Diabetes is a chronic medical condition that affects the body’s ability to regulate blood sugar levels, also known as glucose. Glucose is the primary source of energy for the body’s cells, and insulin is a hormone produced by the pancreas that helps transport glucose from the bloodstream into the cells.
There are primarily two types of diabetes: type 1 and type 2. Type 1 diabetes is an autoimmune disease in which the immune system mistakenly attacks the insulin-producing cells in the pancreas. Type 2 diabetes, on the other hand, occurs when the body becomes resistant to the effects of insulin or fails to produce enough insulin.
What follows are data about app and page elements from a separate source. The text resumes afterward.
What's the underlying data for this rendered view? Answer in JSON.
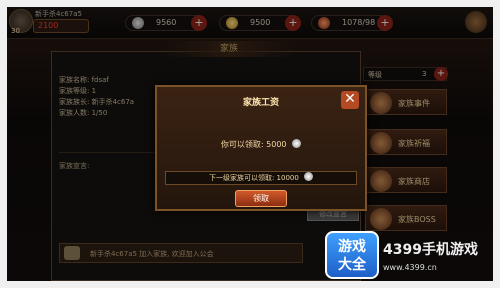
{
  "player": {
    "name": "新手杀4c67a5",
    "level": "30",
    "power": "2100",
    "name_display": "新手杀4c67a5"
  },
  "resources": [
    {
      "value": "9560",
      "icon": "silver-coin-icon"
    },
    {
      "value": "9500",
      "icon": "gold-ingot-icon"
    },
    {
      "value": "1078/98",
      "icon": "stamina-icon"
    }
  ],
  "panel": {
    "title": "家族",
    "info": [
      "家族名称: fdsaf",
      "家族等级: 1",
      "家族族长: 新手杀4c67a",
      "家族人数: 1/50"
    ],
    "notice_label": "家族宣言:",
    "gray_button": "修改宣言",
    "chat_text": "新手杀4c67a5 加入家族, 欢迎加入公会"
  },
  "modal": {
    "title": "家族工资",
    "amount_label": "你可以领取: 5000",
    "next_label": "下一级家族可以领取: 10000",
    "collect_button": "领取"
  },
  "sidebar": {
    "level_label": "等级",
    "level_value": "3",
    "buttons": [
      {
        "label": "家族事件"
      },
      {
        "label": "家族祈福"
      },
      {
        "label": "家族商店"
      },
      {
        "label": "家族BOSS"
      }
    ]
  },
  "watermark": {
    "logo_line1": "游戏",
    "logo_line2": "大全",
    "brand": "4399手机游戏",
    "url": "www.4399.cn"
  },
  "colors": {
    "accent": "#d15a2a",
    "gold_text": "#f3d9a3",
    "bg": "#120d0c"
  }
}
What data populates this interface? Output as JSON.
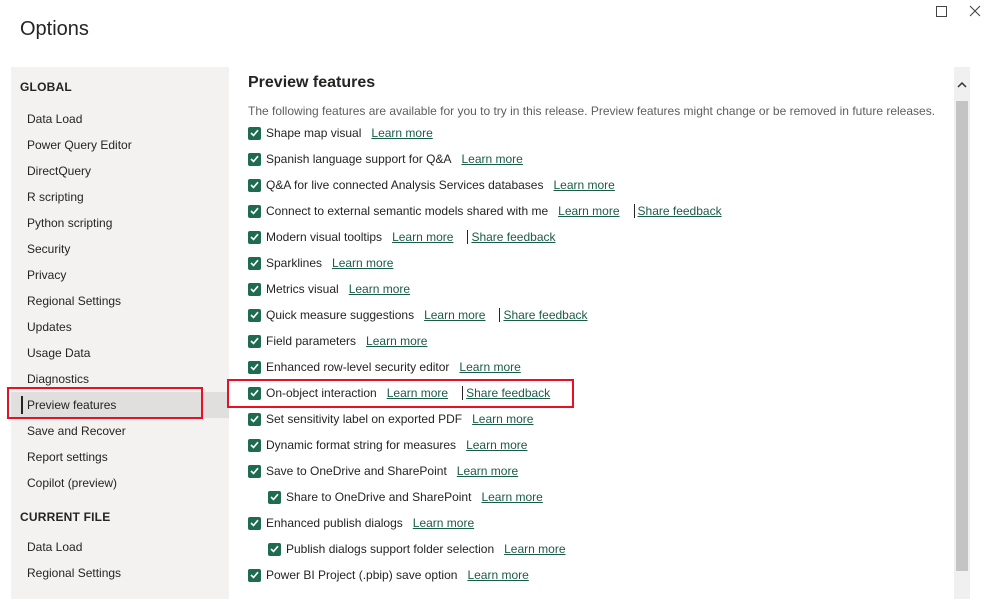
{
  "title": "Options",
  "window_controls": {
    "maximize_icon": "maximize-icon",
    "close_icon": "close-icon"
  },
  "sidebar": {
    "global_heading": "GLOBAL",
    "global_items": [
      {
        "label": "Data Load"
      },
      {
        "label": "Power Query Editor"
      },
      {
        "label": "DirectQuery"
      },
      {
        "label": "R scripting"
      },
      {
        "label": "Python scripting"
      },
      {
        "label": "Security"
      },
      {
        "label": "Privacy"
      },
      {
        "label": "Regional Settings"
      },
      {
        "label": "Updates"
      },
      {
        "label": "Usage Data"
      },
      {
        "label": "Diagnostics"
      },
      {
        "label": "Preview features",
        "selected": true
      },
      {
        "label": "Save and Recover"
      },
      {
        "label": "Report settings"
      },
      {
        "label": "Copilot (preview)"
      }
    ],
    "current_file_heading": "CURRENT FILE",
    "current_file_items": [
      {
        "label": "Data Load"
      },
      {
        "label": "Regional Settings"
      }
    ]
  },
  "main": {
    "heading": "Preview features",
    "description": "The following features are available for you to try in this release. Preview features might change or be removed in future releases.",
    "learn_more_label": "Learn more",
    "share_feedback_label": "Share feedback",
    "features": [
      {
        "label": "Shape map visual",
        "checked": true,
        "indent": 0,
        "feedback": false
      },
      {
        "label": "Spanish language support for Q&A",
        "checked": true,
        "indent": 0,
        "feedback": false
      },
      {
        "label": "Q&A for live connected Analysis Services databases",
        "checked": true,
        "indent": 0,
        "feedback": false
      },
      {
        "label": "Connect to external semantic models shared with me",
        "checked": true,
        "indent": 0,
        "feedback": true
      },
      {
        "label": "Modern visual tooltips",
        "checked": true,
        "indent": 0,
        "feedback": true
      },
      {
        "label": "Sparklines",
        "checked": true,
        "indent": 0,
        "feedback": false
      },
      {
        "label": "Metrics visual",
        "checked": true,
        "indent": 0,
        "feedback": false
      },
      {
        "label": "Quick measure suggestions",
        "checked": true,
        "indent": 0,
        "feedback": true
      },
      {
        "label": "Field parameters",
        "checked": true,
        "indent": 0,
        "feedback": false
      },
      {
        "label": "Enhanced row-level security editor",
        "checked": true,
        "indent": 0,
        "feedback": false
      },
      {
        "label": "On-object interaction",
        "checked": true,
        "indent": 0,
        "feedback": true
      },
      {
        "label": "Set sensitivity label on exported PDF",
        "checked": true,
        "indent": 0,
        "feedback": false
      },
      {
        "label": "Dynamic format string for measures",
        "checked": true,
        "indent": 0,
        "feedback": false
      },
      {
        "label": "Save to OneDrive and SharePoint",
        "checked": true,
        "indent": 0,
        "feedback": false
      },
      {
        "label": "Share to OneDrive and SharePoint",
        "checked": true,
        "indent": 1,
        "feedback": false
      },
      {
        "label": "Enhanced publish dialogs",
        "checked": true,
        "indent": 0,
        "feedback": false
      },
      {
        "label": "Publish dialogs support folder selection",
        "checked": true,
        "indent": 1,
        "feedback": false
      },
      {
        "label": "Power BI Project (.pbip) save option",
        "checked": true,
        "indent": 0,
        "feedback": false
      }
    ]
  },
  "colors": {
    "checkbox": "#1f6b4f",
    "link": "#1a5c48",
    "highlight": "#e81123",
    "sidebar_bg": "#f3f2f1"
  }
}
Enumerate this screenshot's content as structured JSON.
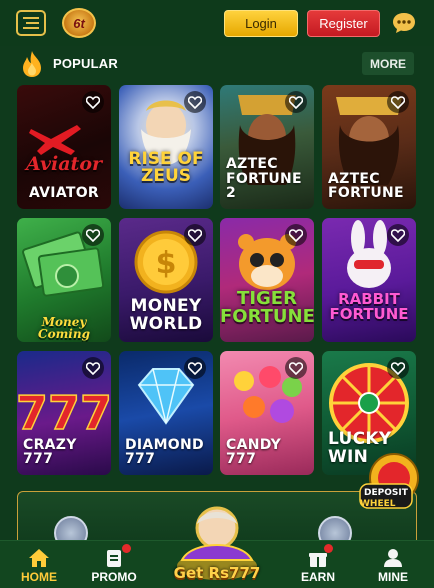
{
  "header": {
    "logo_text": "6t",
    "login_label": "Login",
    "register_label": "Register"
  },
  "section": {
    "title": "POPULAR",
    "more_label": "MORE"
  },
  "games": [
    {
      "name": "AVIATOR",
      "art_title": "Aviator"
    },
    {
      "name": "RISE OF ZEUS",
      "art_title": "RISE OF ZEUS"
    },
    {
      "name": "AZTEC FORTUNE 2"
    },
    {
      "name": "AZTEC FORTUNE"
    },
    {
      "name": "MONEY COMING",
      "art_title": "Money Coming"
    },
    {
      "name": "MONEY WORLD"
    },
    {
      "name": "TIGER FORTUNE"
    },
    {
      "name": "RABBIT FORTUNE"
    },
    {
      "name": "CRAZY 777"
    },
    {
      "name": "DIAMOND 777"
    },
    {
      "name": "CANDY 777"
    },
    {
      "name": "LUCKY WIN"
    }
  ],
  "floating": {
    "deposit_label": "DEPOSIT",
    "wheel_label": "WHEEL"
  },
  "bottom_nav": {
    "home": "HOME",
    "promo": "PROMO",
    "center_cta": "Get Rs777",
    "earn": "EARN",
    "mine": "MINE"
  },
  "colors": {
    "background": "#0f3a1c",
    "login": "#ffc72a",
    "register": "#d9262e",
    "active_nav": "#ffcb3a"
  }
}
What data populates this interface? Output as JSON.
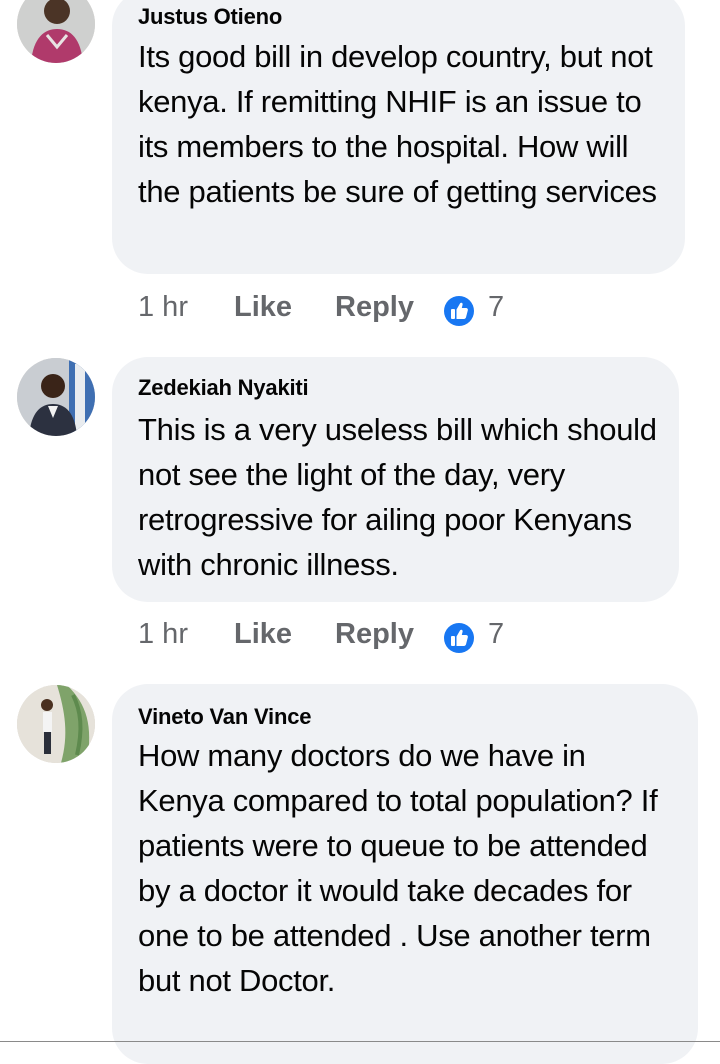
{
  "comments": [
    {
      "author": "Justus Otieno",
      "text": "Its good bill in develop country, but not kenya. If remitting NHIF is an issue to its members to the hospital. How will the patients be sure of getting services",
      "time": "1 hr",
      "like_label": "Like",
      "reply_label": "Reply",
      "reaction_count": "7",
      "reaction_icon": "thumbs-up-icon"
    },
    {
      "author": "Zedekiah Nyakiti",
      "text": "This is a very useless bill which should not see the light of the day, very retrogressive for ailing poor Kenyans with chronic illness.",
      "time": "1 hr",
      "like_label": "Like",
      "reply_label": "Reply",
      "reaction_count": "7",
      "reaction_icon": "thumbs-up-icon"
    },
    {
      "author": "Vineto Van Vince",
      "text": "How many doctors do we have in Kenya compared to total population? If patients were to queue to be attended by a doctor it would take decades for one to be attended . Use another term but not Doctor."
    }
  ],
  "colors": {
    "bubble": "#f0f2f5",
    "name": "#050505",
    "meta": "#65676b",
    "like_blue": "#1877f2"
  }
}
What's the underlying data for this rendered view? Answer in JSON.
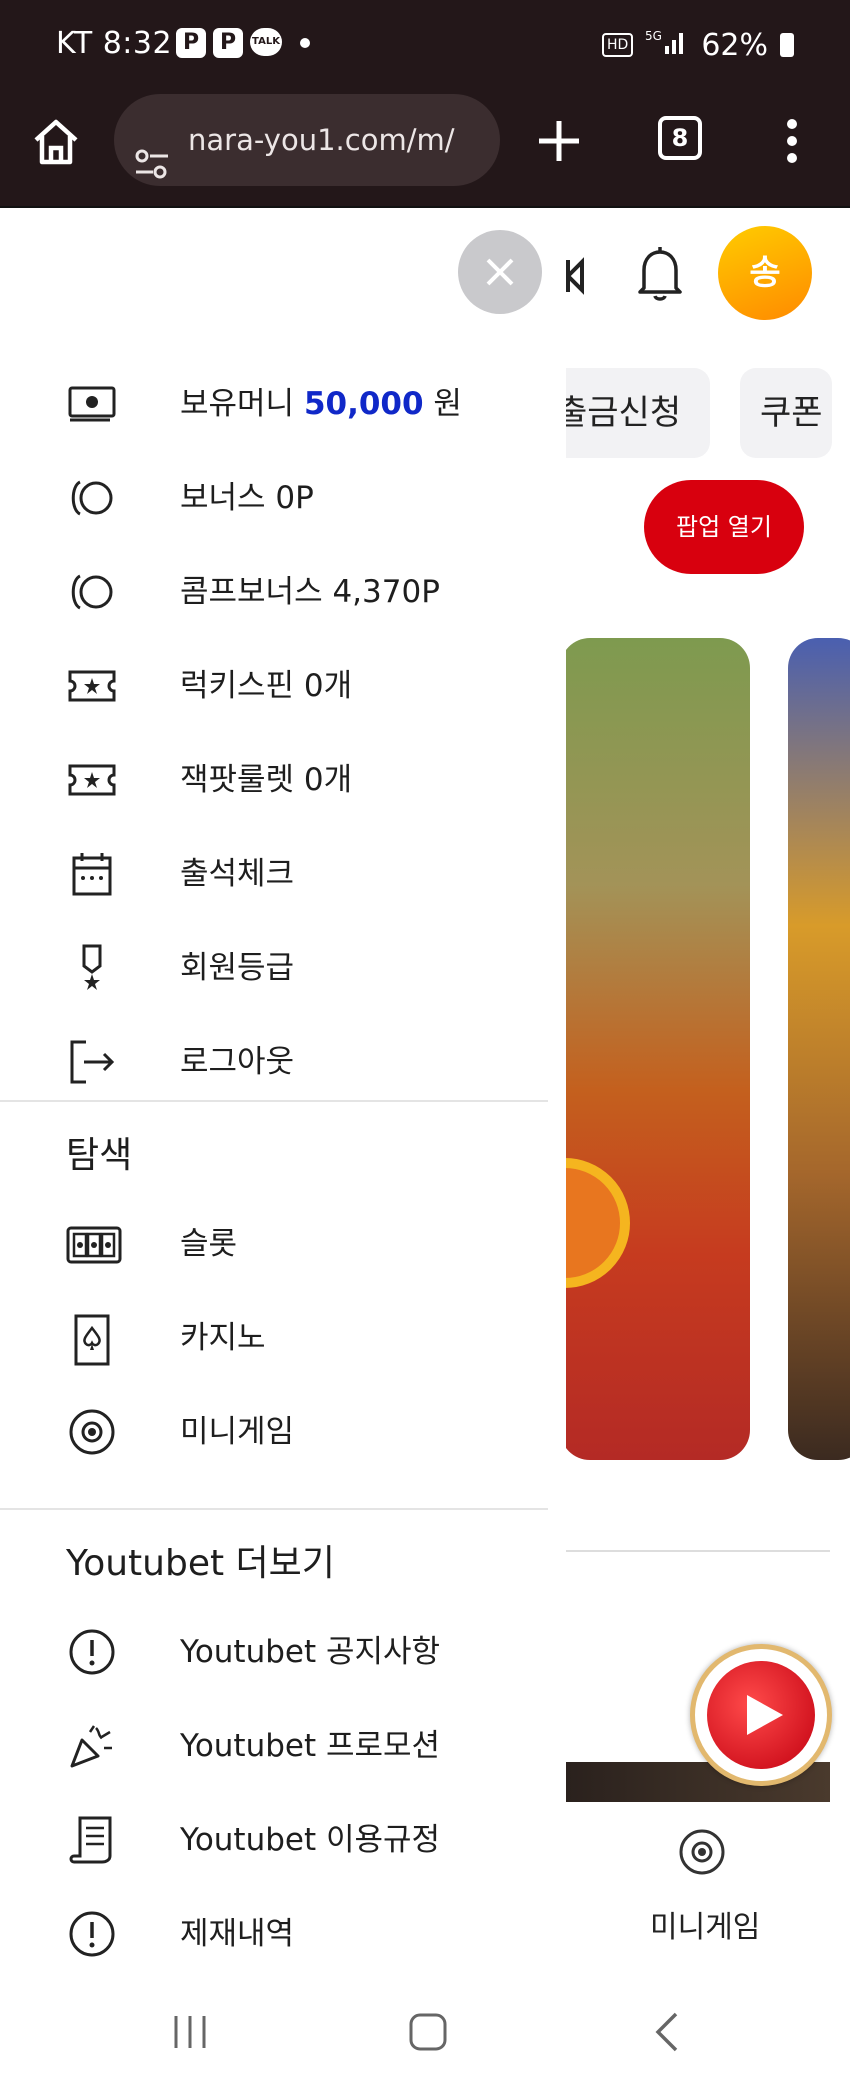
{
  "status_bar": {
    "time": "KT 8:32",
    "notif_p1": "P",
    "notif_p2": "P",
    "notif_talk": "TALK",
    "battery": "62%"
  },
  "browser": {
    "url": "nara-you1.com/m/",
    "tab_count": "8"
  },
  "background_page": {
    "avatar_initial": "송",
    "chip_withdraw": "출금신청",
    "chip_coupon": "쿠폰",
    "popup_button": "팝업 열기",
    "bottom_label": "미니게임"
  },
  "drawer": {
    "account_items": [
      {
        "icon": "wallet-icon",
        "label_prefix": "보유머니 ",
        "amount": "50,000",
        "label_suffix": " 원"
      },
      {
        "icon": "coin-icon",
        "label": "보너스 0P"
      },
      {
        "icon": "coin-icon",
        "label": "콤프보너스 4,370P"
      },
      {
        "icon": "ticket-icon",
        "label": "럭키스핀 0개"
      },
      {
        "icon": "ticket-icon",
        "label": "잭팟룰렛 0개"
      },
      {
        "icon": "calendar-icon",
        "label": "출석체크"
      },
      {
        "icon": "medal-icon",
        "label": "회원등급"
      },
      {
        "icon": "logout-icon",
        "label": "로그아웃"
      }
    ],
    "explore_heading": "탐색",
    "explore_items": [
      {
        "icon": "slot-icon",
        "label": "슬롯"
      },
      {
        "icon": "card-icon",
        "label": "카지노"
      },
      {
        "icon": "chip-icon",
        "label": "미니게임"
      }
    ],
    "more_heading": "Youtubet 더보기",
    "more_items": [
      {
        "icon": "alert-icon",
        "label": "Youtubet 공지사항"
      },
      {
        "icon": "party-popper-icon",
        "label": "Youtubet 프로모션"
      },
      {
        "icon": "document-icon",
        "label": "Youtubet 이용규정"
      },
      {
        "icon": "alert-icon",
        "label": "제재내역"
      }
    ]
  }
}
Common symptoms of diabetes include increased thirst and urination, unexplained weight loss, excessive hunger, fatigue, blurred vision, slow healing of wounds, and frequent infections. However, it’s important to note that some individuals with type 2 diabetes may not display noticeable symptoms in the early stages.
While there is presently no known cure for diabetes, the ailment can be effectively managed to maintain normal blood sugar levels and prevent complications. Treatment approaches vary depending on the type of diabetes and individual circumstances.
For type 1 diabetes, the cornerstone of treatment is insulin therapy. Insulin is important for people with type 1 diabetes to survive, as their bodies cannot produce insulin on their own. It is typically administered multiple times a day, mimicking the natural insulin secretion in response to meals and maintaining stable blood sugar levels between meals.
Continuous subcutaneous insulin infusion (CSII), also known as insulin pump therapy, provides a constant supply of insulin through a small device worn on the body.
For type 2 diabetes, lifestyle improvements are always the first line of treatment. This includes embracing a healthy eating plan that focuses on whole, unprocessed foods, controlling portion sizes, and balancing carbohydrates, proteins, and fats.
Regular physical activity is also essential in managing type 2 diabetes.
Exercise helps improve insulin sensitivity, promotes weight loss or weight management, and contributes to overall cardiovascular health.
In some cases, oral medications may be prescribed to help the body use insulin more effectively or stimulate insulin production. If these measures are not sufficient to control blood sugar levels, insulin therapy may be initiated.
Gestational diabetes is a form of diabetes that occurs during pregnancy. It is usually temporary and resolves after childbirth.
Managing blood sugar levels during pregnancy is important to guarantee the well-being of both the mother and the baby. This involves monitoring blood sugar levels, following a healthy diet, engaging in regular physical activity, and sometimes, insulin therapy under medical supervision.
In conclusion, while there is currently no cure for diabetes, proper management and adherence to treatment plans can help individuals with diabetes live healthy and fulfilling lives.
Understanding the symptoms, seeking an early diagnosis, and following medical advice are important in effectively managing the condition and reducing the risk of complications.